“Local governments have open subcommittee meetings, because of the Brown Act, but state agencies use the Bagley-Keene Act to say they are not required to open up their subcommittee meetings,” Wilk said Wednesday. “That’s not right.”
In introducing his first bill for the newest legislative session, Wilk said that Senate Bill 53 is also his latest effort to increase transparency at the state agency subcommittee level and give more access to constituents seeking to sit in on meetings for commissions such as the High Speed Rail Authority.
The California High Speed Rail Authority (HSRA) paid $600 million in cost overruns for beginning construction five years ago in the Central Valley before securing the land and making key plans, and expects to require as much as $1.6 billion more, according to a report published on Nov. 15 by State Auditor Elaine Howle.

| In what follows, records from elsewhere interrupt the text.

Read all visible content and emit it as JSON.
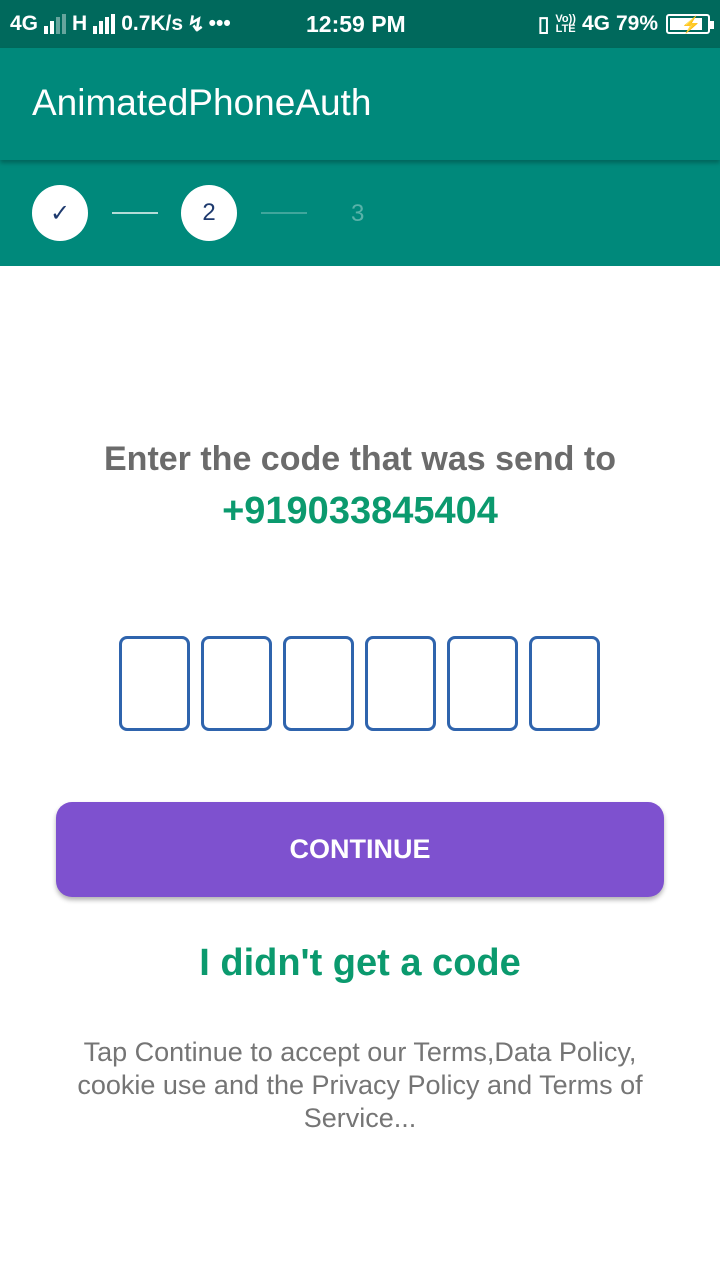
{
  "status_bar": {
    "net1": "4G",
    "net2": "H",
    "speed": "0.7K/s",
    "dots": "•••",
    "time": "12:59 PM",
    "volte_top": "Vo))",
    "volte_bottom": "LTE",
    "net3": "4G",
    "battery": "79%"
  },
  "app_bar": {
    "title": "AnimatedPhoneAuth"
  },
  "stepper": {
    "step1_icon": "check-icon",
    "step1_symbol": "✓",
    "step2_label": "2",
    "step3_label": "3",
    "current_step": 2
  },
  "content": {
    "prompt": "Enter the code that was send to",
    "phone_number": "+919033845404",
    "otp_digits": [
      "",
      "",
      "",
      "",
      "",
      ""
    ],
    "continue_label": "CONTINUE",
    "resend_label": "I didn't get a code",
    "terms_text": "Tap Continue to accept our Terms,Data Policy, cookie use and the Privacy Policy and Terms of Service..."
  },
  "colors": {
    "status_bar": "#00695c",
    "app_bar": "#00897b",
    "accent_green": "#0b9a6e",
    "button_purple": "#7e51cf",
    "otp_border": "#2f64ad",
    "text_gray": "#6b6b6b"
  }
}
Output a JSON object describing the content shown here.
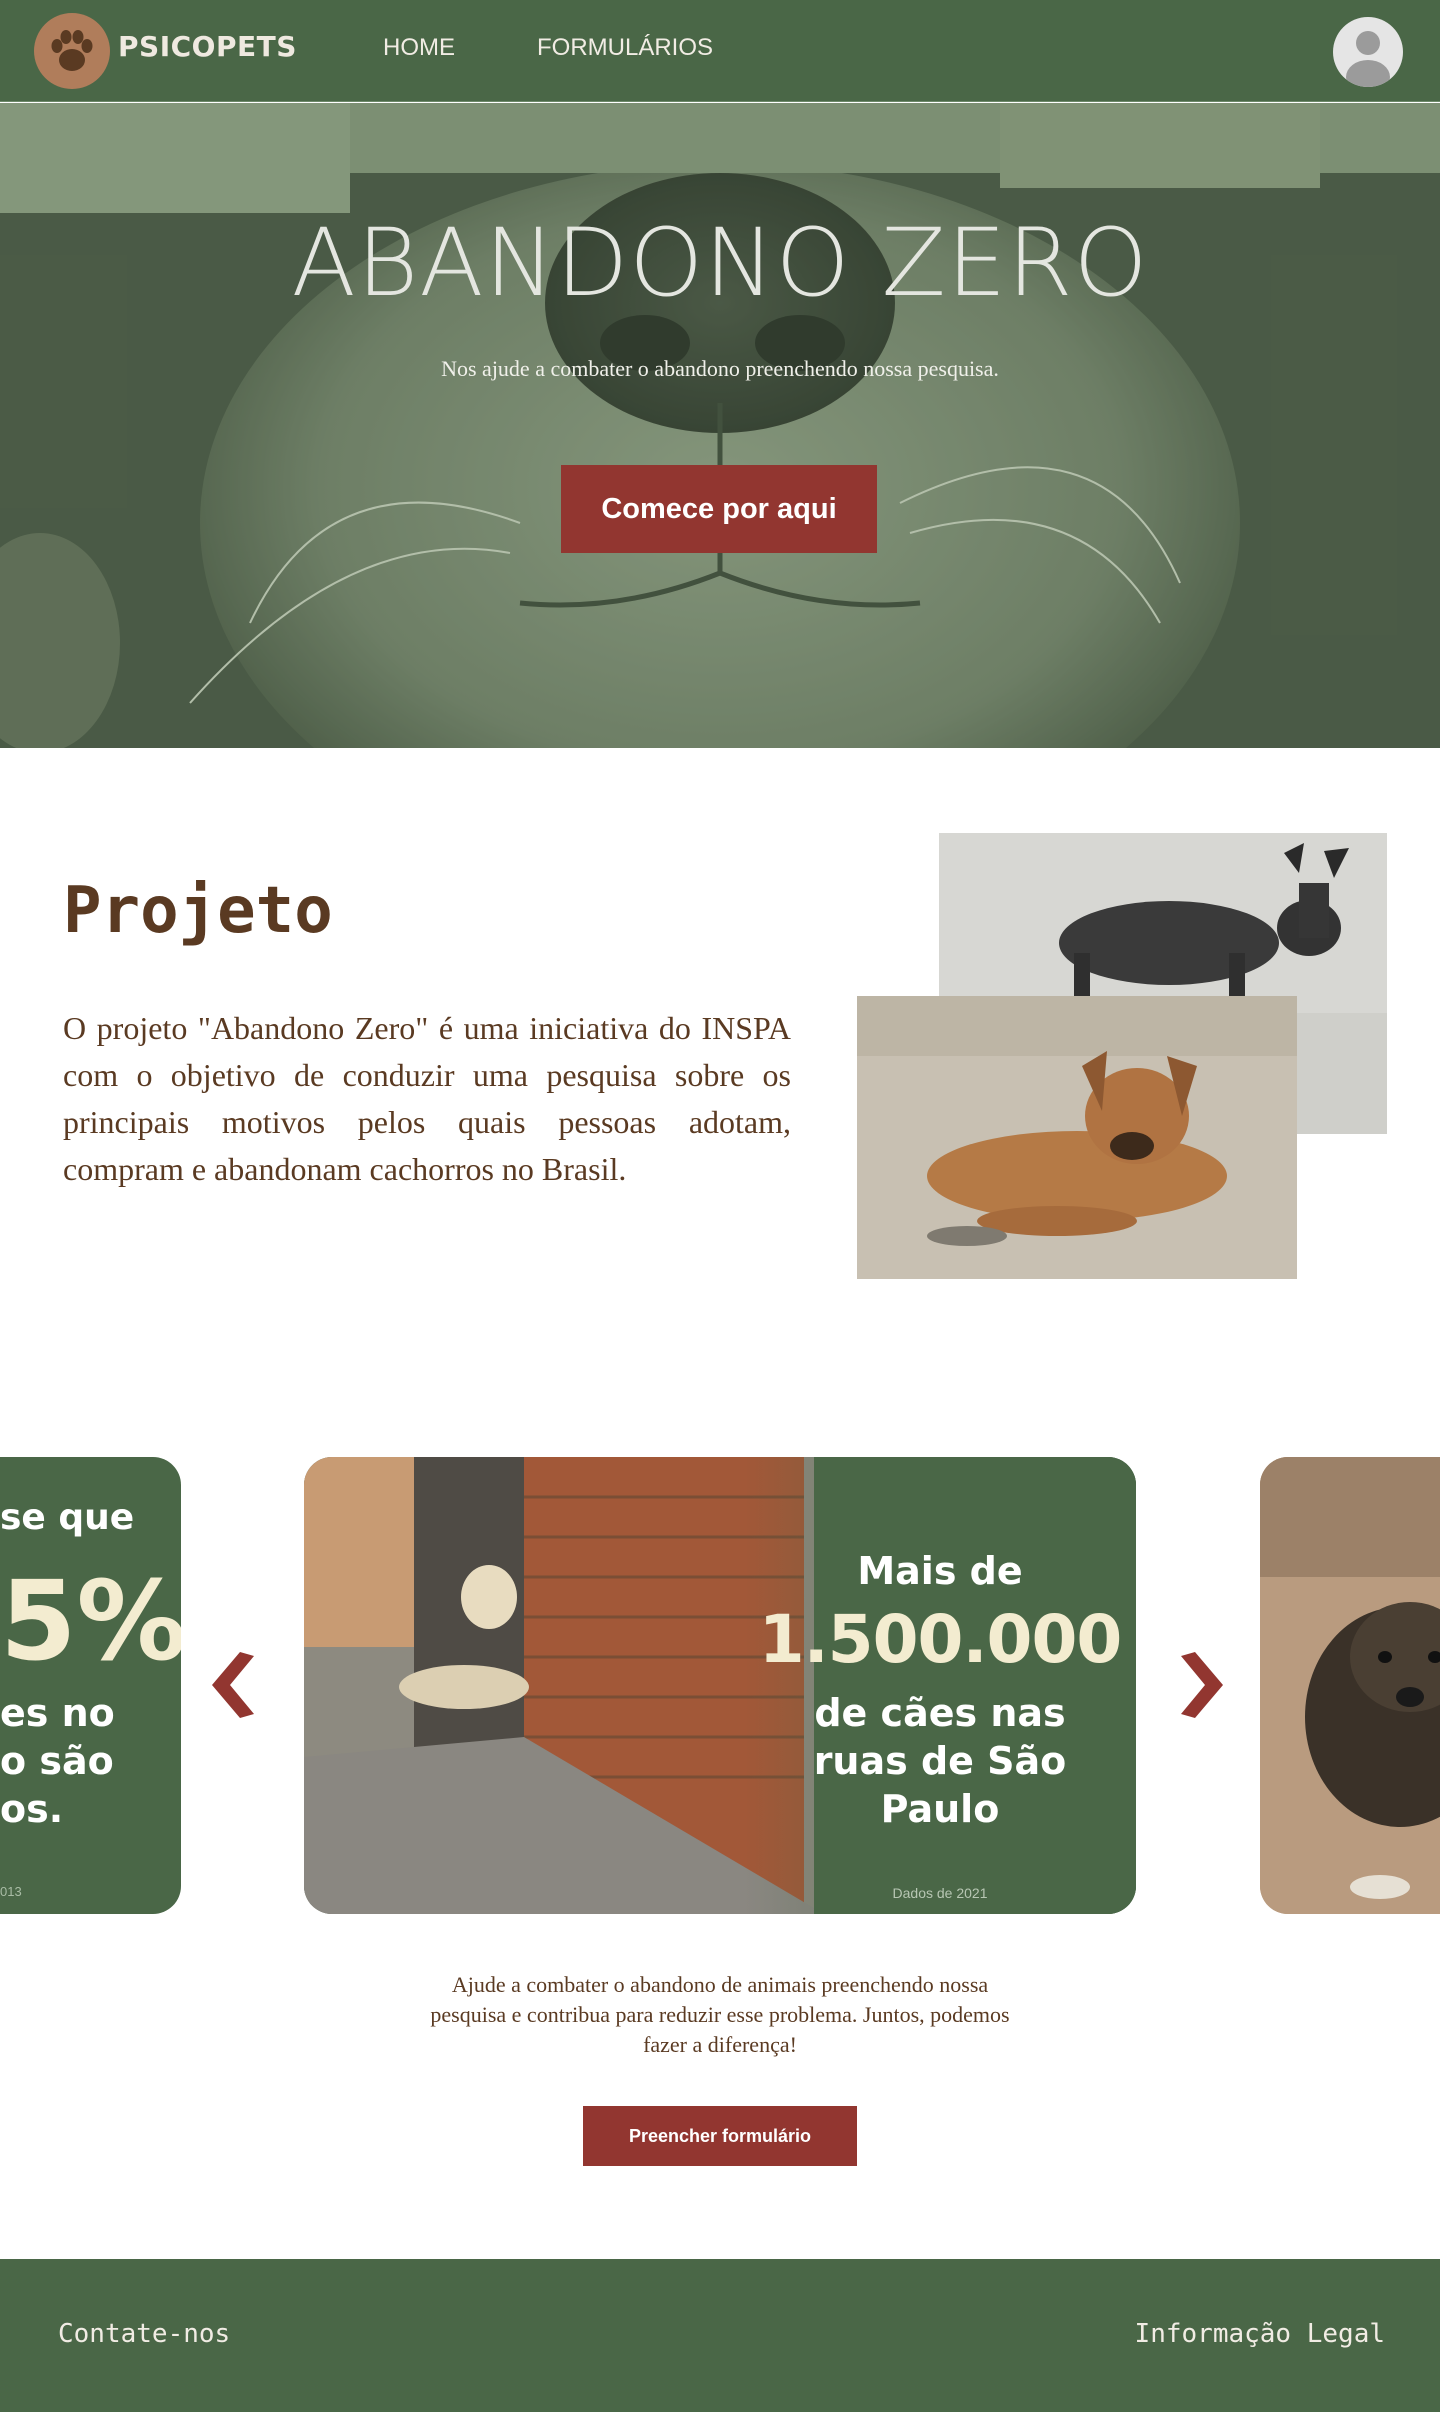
{
  "navbar": {
    "brand": "PSICOPETS",
    "links": [
      {
        "label": "HOME"
      },
      {
        "label": "FORMULÁRIOS"
      }
    ]
  },
  "hero": {
    "title": "ABANDONO ZERO",
    "subtitle": "Nos ajude a combater o abandono preenchendo nossa pesquisa.",
    "button_label": "Comece por aqui"
  },
  "projeto": {
    "title": "Projeto",
    "text": "O projeto \"Abandono Zero\" é uma iniciativa do INSPA com o objetivo de conduzir uma pesquisa sobre os principais motivos pelos quais pessoas adotam, compram e abandonam cachorros no Brasil."
  },
  "carousel": {
    "left_card": {
      "line1": "se que",
      "big": "5%",
      "line2": "es no",
      "line3": "o são",
      "line4": "os.",
      "footnote": "013"
    },
    "main_card": {
      "line1": "Mais de",
      "big": "1.500.000",
      "line2": "de cães nas ruas de São Paulo",
      "footnote": "Dados de 2021"
    },
    "cta_text": "Ajude a combater o abandono de animais preenchendo nossa pesquisa e contribua para reduzir esse problema. Juntos, podemos fazer a diferença!",
    "cta_button": "Preencher formulário"
  },
  "footer": {
    "contact": "Contate-nos",
    "legal": "Informação Legal"
  },
  "colors": {
    "primary_green": "#4a6747",
    "accent_red": "#923630",
    "text_brown": "#5a3a22",
    "cream": "#f3ecd0"
  },
  "icons": [
    "paw-icon",
    "user-avatar-icon",
    "chevron-left-icon",
    "chevron-right-icon"
  ]
}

“The scathing audit of the High Speed Rail Authority last month underscores how far off track an agency can go when there is not appropriate transparency,” said Wilk in a statement released Monday. “Transparency equals accountability and in the case of the bullet train, the lack of transparency has cost the taxpayers billions of dollars. This has to stop.”
Wilk added that SB 53 would close a loophole in current state law that allows multi-member committees, like the High Speed Rail Authority, to consist of no more than two members, allowing them to avoid open meeting requirements and public scrutiny.
The state senator said he was inspired to author legislation after a constituent of his was barred at the door for an HSRA meeting.
“The more transparency the better,” said Wilk, adding that the increased amount of transparency and accessibility to members of the public “actually helps the subcommittees.”
Wilk said he had tried to introduce initiatives such as SB 53 during his time in the Assembly, and they made it all the way to the governor’s desk both times, only to be vetoed by Gov. Jerry Brown.
“We have a new governor coming into office in January. It is my hope Gov. (Gavin) Newsom will be supportive of requiring our government to conduct its business in a visible and transparent manner,” said Wilk. “The Legislature unanimously passed both of my previous bills and I expect it will be supportive of ensuring the public be included in meetings that directly affect them.”
The bill may be acted upon on or after Jan. 10, after which time it can be introduced to the floor of the Senate pending approval by individual legislative subcommittees.